There is however a catch, namely that lending institutions do not finance homes with on short leases and CPF cannot be used to purchase a home with less than 30 years remaining lease left. This distorts the analysis somewhat. Nevertheless, if we ignore leases that are less than 60 years, so long as the remaining lease does not overlap well into the no-bank financing and no-CPF use range, then theoretically, a freehold property is not superior to a leasehold. Rather than spending an inordinate amount of time over this perplexing issue, the key to buying a property for investment should be to look at the factors which were mentioned in the preceding paragraph. Factors like how the Master Plan for the region may evolve over time are instead the key value drivers here.
So back to the question. What is the freehold premium to a leasehold then? To begin with, one has to set the base and we use a newly launched residential property (which is still under construction). A poll with 5 senior valuers, each of them with over 10 years experience gave a range of 10-15 percent. If one uses the SLA table, the premium is about 4-5 percent.

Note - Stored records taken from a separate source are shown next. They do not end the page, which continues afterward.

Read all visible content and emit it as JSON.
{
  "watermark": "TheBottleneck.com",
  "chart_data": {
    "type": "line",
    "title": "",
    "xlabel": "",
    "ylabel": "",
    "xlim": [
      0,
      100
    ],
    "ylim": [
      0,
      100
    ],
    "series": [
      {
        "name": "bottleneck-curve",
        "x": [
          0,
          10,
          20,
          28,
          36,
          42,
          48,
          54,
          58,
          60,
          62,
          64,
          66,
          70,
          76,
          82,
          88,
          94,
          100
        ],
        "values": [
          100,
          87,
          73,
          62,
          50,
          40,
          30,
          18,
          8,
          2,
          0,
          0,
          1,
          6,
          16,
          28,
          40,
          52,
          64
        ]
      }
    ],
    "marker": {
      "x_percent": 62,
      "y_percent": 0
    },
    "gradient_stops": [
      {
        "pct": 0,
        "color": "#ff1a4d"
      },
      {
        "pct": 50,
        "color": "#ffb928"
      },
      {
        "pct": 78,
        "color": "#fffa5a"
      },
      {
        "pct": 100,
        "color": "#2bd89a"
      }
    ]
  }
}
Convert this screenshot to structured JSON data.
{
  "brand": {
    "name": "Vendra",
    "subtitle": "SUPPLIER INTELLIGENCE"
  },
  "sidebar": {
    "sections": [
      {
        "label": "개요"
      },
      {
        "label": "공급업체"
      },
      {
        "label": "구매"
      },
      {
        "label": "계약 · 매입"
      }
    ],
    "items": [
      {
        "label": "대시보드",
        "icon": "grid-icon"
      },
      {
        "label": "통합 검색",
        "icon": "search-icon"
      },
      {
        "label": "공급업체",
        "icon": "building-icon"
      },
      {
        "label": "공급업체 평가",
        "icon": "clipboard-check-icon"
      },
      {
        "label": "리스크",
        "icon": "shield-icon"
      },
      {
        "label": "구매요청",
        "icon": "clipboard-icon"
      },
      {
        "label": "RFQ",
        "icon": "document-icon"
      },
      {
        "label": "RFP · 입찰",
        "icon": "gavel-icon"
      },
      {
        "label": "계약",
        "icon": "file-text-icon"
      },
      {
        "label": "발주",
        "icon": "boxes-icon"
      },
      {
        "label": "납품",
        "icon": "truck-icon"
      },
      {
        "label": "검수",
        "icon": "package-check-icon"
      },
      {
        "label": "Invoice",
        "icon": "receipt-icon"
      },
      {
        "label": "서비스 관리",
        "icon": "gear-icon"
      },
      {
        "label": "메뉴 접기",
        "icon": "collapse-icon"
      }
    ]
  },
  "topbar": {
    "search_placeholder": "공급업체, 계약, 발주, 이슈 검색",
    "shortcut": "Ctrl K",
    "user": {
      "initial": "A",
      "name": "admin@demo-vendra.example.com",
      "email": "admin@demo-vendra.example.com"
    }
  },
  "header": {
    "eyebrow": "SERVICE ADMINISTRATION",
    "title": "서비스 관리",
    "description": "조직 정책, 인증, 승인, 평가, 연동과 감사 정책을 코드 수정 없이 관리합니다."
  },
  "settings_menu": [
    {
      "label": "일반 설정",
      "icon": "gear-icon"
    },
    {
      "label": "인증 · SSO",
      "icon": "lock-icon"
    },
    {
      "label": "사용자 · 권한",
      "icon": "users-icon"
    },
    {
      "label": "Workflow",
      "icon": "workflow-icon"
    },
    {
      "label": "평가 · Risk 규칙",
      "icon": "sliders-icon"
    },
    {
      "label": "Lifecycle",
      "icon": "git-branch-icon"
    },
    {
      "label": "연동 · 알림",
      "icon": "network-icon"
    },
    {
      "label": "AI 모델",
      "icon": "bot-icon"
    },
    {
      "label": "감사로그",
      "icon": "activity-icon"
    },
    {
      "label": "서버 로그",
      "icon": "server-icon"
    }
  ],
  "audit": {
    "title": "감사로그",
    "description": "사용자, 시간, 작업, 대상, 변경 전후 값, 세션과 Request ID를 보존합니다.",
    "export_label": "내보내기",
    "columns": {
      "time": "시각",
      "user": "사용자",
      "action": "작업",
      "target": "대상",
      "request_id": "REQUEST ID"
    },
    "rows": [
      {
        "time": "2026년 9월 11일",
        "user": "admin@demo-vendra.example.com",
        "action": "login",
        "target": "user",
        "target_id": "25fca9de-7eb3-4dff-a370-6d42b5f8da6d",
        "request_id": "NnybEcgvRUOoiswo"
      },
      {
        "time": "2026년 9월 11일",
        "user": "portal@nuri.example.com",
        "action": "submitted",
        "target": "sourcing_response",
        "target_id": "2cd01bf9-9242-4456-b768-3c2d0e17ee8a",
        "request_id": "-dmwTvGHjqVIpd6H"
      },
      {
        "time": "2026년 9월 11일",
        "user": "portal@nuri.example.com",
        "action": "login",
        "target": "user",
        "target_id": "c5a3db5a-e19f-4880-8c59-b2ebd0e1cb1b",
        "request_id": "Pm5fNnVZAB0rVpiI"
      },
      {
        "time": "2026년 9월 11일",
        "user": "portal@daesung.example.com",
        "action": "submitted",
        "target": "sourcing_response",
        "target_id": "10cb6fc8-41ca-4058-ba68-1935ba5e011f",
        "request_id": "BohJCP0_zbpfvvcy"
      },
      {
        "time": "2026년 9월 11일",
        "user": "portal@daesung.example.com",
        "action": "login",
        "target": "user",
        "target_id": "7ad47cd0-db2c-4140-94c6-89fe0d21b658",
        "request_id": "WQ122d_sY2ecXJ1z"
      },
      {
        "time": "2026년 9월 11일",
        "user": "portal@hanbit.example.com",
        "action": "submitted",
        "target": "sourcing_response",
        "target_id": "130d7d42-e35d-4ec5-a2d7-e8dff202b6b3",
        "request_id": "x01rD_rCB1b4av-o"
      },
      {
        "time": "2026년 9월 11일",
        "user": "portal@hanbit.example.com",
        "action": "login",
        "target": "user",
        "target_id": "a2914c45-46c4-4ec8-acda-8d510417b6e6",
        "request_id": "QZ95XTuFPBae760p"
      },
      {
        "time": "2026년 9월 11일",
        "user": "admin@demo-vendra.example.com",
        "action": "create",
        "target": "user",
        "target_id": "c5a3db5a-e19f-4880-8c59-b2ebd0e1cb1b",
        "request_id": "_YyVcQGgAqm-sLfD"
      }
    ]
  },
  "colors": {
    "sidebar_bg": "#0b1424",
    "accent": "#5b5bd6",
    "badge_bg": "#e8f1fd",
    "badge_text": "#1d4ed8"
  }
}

What about sub-sale and resale non-landed properties? From URA’s statistics, the islandwide premium for all transacted properties of all ages in Q1/2015 was a whopping 29%. As many of the properties in the Luxury Segment are freehold in nature, we narrow down the search to just the mid-tier and mass market segment. The premium is 14%. Coming down to a finer line, for projects completed 10 years old, that is those completed in 2005, the premium is 16%. A multitude of comparisons can be made, but by now, we are beginning to get an idea that a significant premium does exist for freehold to leasehold. In fact, if we assign a typical rent of say S$2.60 psf pm to both kinds of properties, the gross rental yield for a leasehold is up to 50 basis point greater than a freehold. That “excess” return could be the amount that is needed to recoup the declining leasehold tenure i.e. the return of capital.
However, there is a catch though. This premium may not be constant over time. Valuers have noted in the past that during times when the market was in a bull run, the difference is almost negligible, that is new leasehold launches are priced at launch at almost similar values to freeholds.
In the final analysis, what can we say about the freehold versus leasehold premium? Well, for one, it isn’t constant and secondly, if the market is stable, as is currently, then we will begin to see things in better perspective and the premium that valuers are opining about may be true, at around 10-15%. The discount a leasehold has would raise the imputed rental yield for a such a property, more out of the need to recoup the investment due to a declining lease tenure. That said, the argument of which is a superior investment is not an argument on the nature of the tenure itself. Rather one should instead refocus one’s analysis to the factors that are impact each property’s returns over time. These can be changes to land use, plot ratios, rejuvenation of surroundings, land use premiums and other non-tenure related factors. So one could have ended the argument long before the cows come home.
This article appeared in The Edge Property Pullout of Issue 677 (May 18) of The Edge Singapore.
Alan Cheong is head of research and consultancy at Savills Singapore.